# Exercise goal
Filter the listing so that only lines with the word "mode" remain.

# Material for this task
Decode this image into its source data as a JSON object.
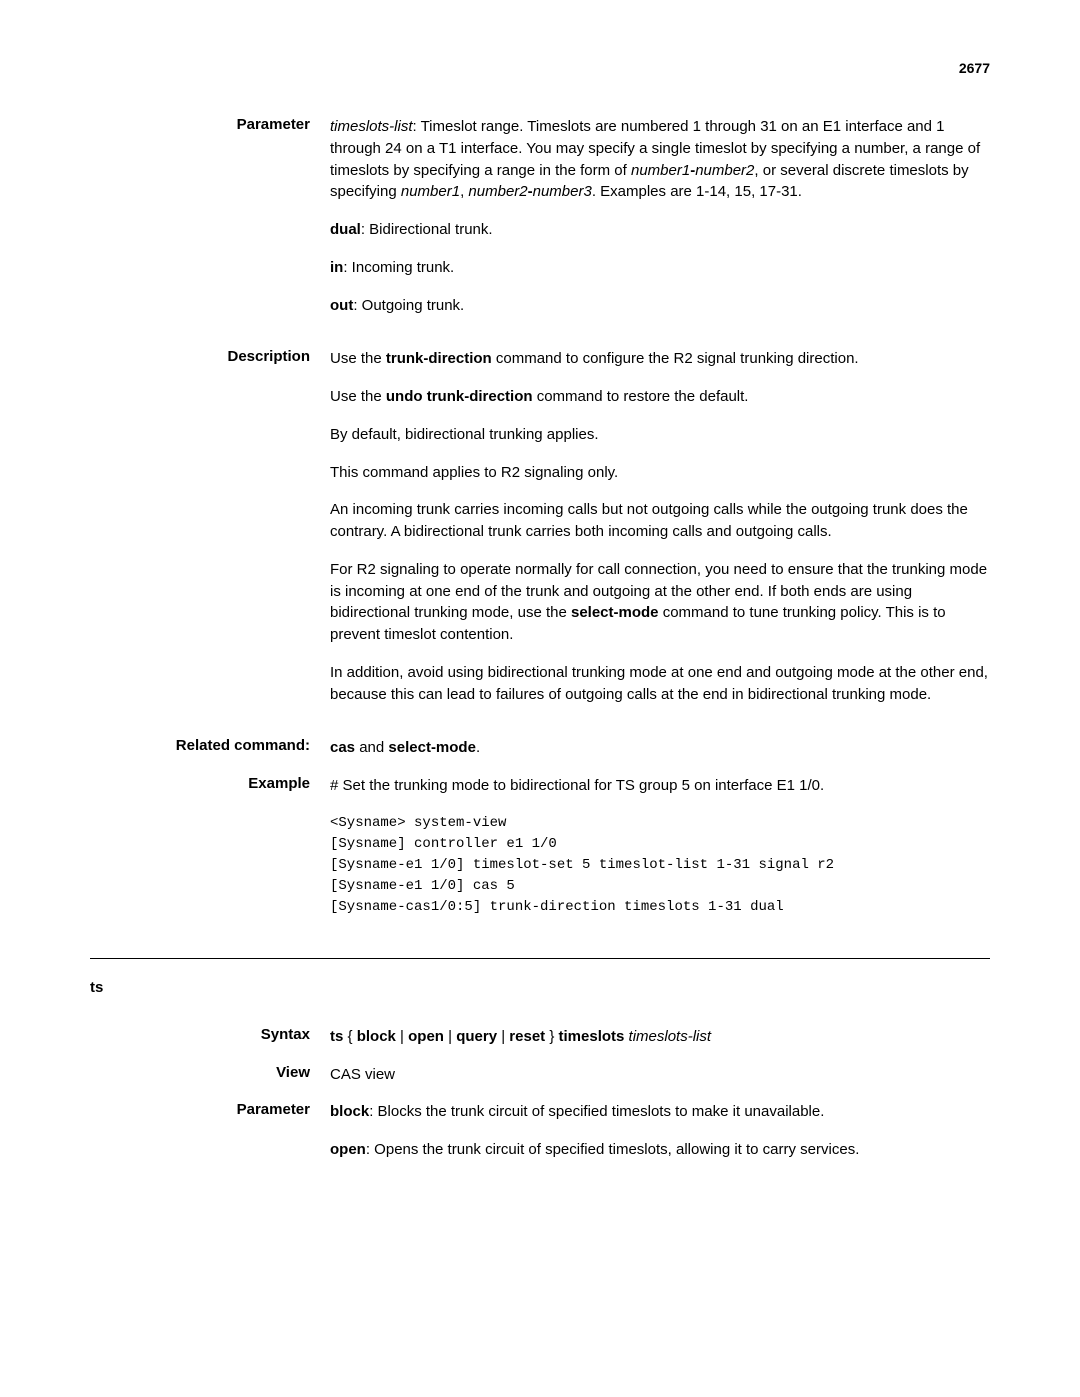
{
  "pageNumber": "2677",
  "sections1": {
    "parameter": {
      "label": "Parameter",
      "p1_a": "timeslots-list",
      "p1_b": ": Timeslot range. Timeslots are numbered 1 through 31 on an E1 interface and 1 through 24 on a T1 interface. You may specify a single timeslot by specifying a number, a range of timeslots by specifying a range in the form of ",
      "p1_c": "number1",
      "p1_d": "-",
      "p1_e": "number2",
      "p1_f": ", or several discrete timeslots by specifying ",
      "p1_g": "number1",
      "p1_h": ", ",
      "p1_i": "number2",
      "p1_j": "-",
      "p1_k": "number3",
      "p1_l": ". Examples are 1-14, 15, 17-31.",
      "p2_a": "dual",
      "p2_b": ": Bidirectional trunk.",
      "p3_a": "in",
      "p3_b": ": Incoming trunk.",
      "p4_a": "out",
      "p4_b": ": Outgoing trunk."
    },
    "description": {
      "label": "Description",
      "p1_a": "Use the ",
      "p1_b": "trunk-direction",
      "p1_c": " command to configure the R2 signal trunking direction.",
      "p2_a": "Use the ",
      "p2_b": "undo trunk-direction",
      "p2_c": " command to restore the default.",
      "p3": "By default, bidirectional trunking applies.",
      "p4": "This command applies to R2 signaling only.",
      "p5": "An incoming trunk carries incoming calls but not outgoing calls while the outgoing trunk does the contrary. A bidirectional trunk carries both incoming calls and outgoing calls.",
      "p6_a": "For R2 signaling to operate normally for call connection, you need to ensure that the trunking mode is incoming at one end of the trunk and outgoing at the other end. If both ends are using bidirectional trunking mode, use the ",
      "p6_b": "select-mode",
      "p6_c": " command to tune trunking policy. This is to prevent timeslot contention.",
      "p7": "In addition, avoid using bidirectional trunking mode at one end and outgoing mode at the other end, because this can lead to failures of outgoing calls at the end in bidirectional trunking mode."
    },
    "related": {
      "label": "Related command:",
      "a": "cas",
      "b": " and ",
      "c": "select-mode",
      "d": "."
    },
    "example": {
      "label": "Example",
      "p1": "# Set the trunking mode to bidirectional for TS group 5 on interface E1 1/0.",
      "code": "<Sysname> system-view\n[Sysname] controller e1 1/0\n[Sysname-e1 1/0] timeslot-set 5 timeslot-list 1-31 signal r2\n[Sysname-e1 1/0] cas 5\n[Sysname-cas1/0:5] trunk-direction timeslots 1-31 dual"
    }
  },
  "tsSection": {
    "title": "ts",
    "syntax": {
      "label": "Syntax",
      "a": "ts",
      "b": " { ",
      "c": "block",
      "d": " | ",
      "e": "open",
      "f": " | ",
      "g": "query",
      "h": " | ",
      "i": "reset",
      "j": " } ",
      "k": "timeslots",
      "l": " ",
      "m": "timeslots-list"
    },
    "view": {
      "label": "View",
      "text": "CAS view"
    },
    "parameter": {
      "label": "Parameter",
      "p1_a": "block",
      "p1_b": ": Blocks the trunk circuit of specified timeslots to make it unavailable.",
      "p2_a": "open",
      "p2_b": ": Opens the trunk circuit of specified timeslots, allowing it to carry services."
    }
  }
}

# Solution below
      "p6_a": "For R2 signaling to operate normally for call connection, you need to ensure that the trunking mode is incoming at one end of the trunk and outgoing at the other end. If both ends are using bidirectional trunking mode, use the ",
      "p6_b": "select-mode",
      "p7": "In addition, avoid using bidirectional trunking mode at one end and outgoing mode at the other end, because this can lead to failures of outgoing calls at the end in bidirectional trunking mode."
      "c": "select-mode",
      "p1": "# Set the trunking mode to bidirectional for TS group 5 on interface E1 1/0.",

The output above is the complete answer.